→ **Work to complete**
Look through the entries for the string "color" and copy every line where it shows up.

Excerpts from an interface dataset
======
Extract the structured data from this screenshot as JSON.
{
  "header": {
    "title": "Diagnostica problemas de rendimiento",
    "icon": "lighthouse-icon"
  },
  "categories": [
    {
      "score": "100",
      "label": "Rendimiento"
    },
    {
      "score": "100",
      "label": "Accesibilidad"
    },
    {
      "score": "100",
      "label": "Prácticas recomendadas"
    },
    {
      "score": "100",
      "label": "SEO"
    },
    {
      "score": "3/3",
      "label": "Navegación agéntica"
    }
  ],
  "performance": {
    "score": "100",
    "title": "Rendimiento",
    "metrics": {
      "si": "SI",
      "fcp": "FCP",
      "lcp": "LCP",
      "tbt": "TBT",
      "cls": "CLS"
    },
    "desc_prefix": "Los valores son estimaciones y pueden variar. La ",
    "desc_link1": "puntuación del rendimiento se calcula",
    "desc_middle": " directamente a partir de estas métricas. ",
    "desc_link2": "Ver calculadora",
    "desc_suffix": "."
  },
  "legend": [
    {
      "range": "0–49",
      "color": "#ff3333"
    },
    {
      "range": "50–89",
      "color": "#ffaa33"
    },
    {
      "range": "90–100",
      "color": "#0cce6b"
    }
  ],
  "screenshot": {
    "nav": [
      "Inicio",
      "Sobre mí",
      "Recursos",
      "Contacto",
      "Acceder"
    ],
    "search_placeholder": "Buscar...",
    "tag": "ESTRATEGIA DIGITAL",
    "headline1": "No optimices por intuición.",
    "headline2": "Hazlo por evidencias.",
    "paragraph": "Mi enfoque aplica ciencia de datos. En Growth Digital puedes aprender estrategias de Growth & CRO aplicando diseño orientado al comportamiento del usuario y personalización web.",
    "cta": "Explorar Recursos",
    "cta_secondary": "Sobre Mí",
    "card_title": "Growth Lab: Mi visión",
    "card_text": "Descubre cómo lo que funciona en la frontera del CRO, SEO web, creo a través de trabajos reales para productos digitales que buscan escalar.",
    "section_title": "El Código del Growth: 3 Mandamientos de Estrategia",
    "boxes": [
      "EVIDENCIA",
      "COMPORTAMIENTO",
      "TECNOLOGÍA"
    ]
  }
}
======
→ **Result**
      "color": "#ff3333"
      "color": "#ffaa33"
      "color": "#0cce6b"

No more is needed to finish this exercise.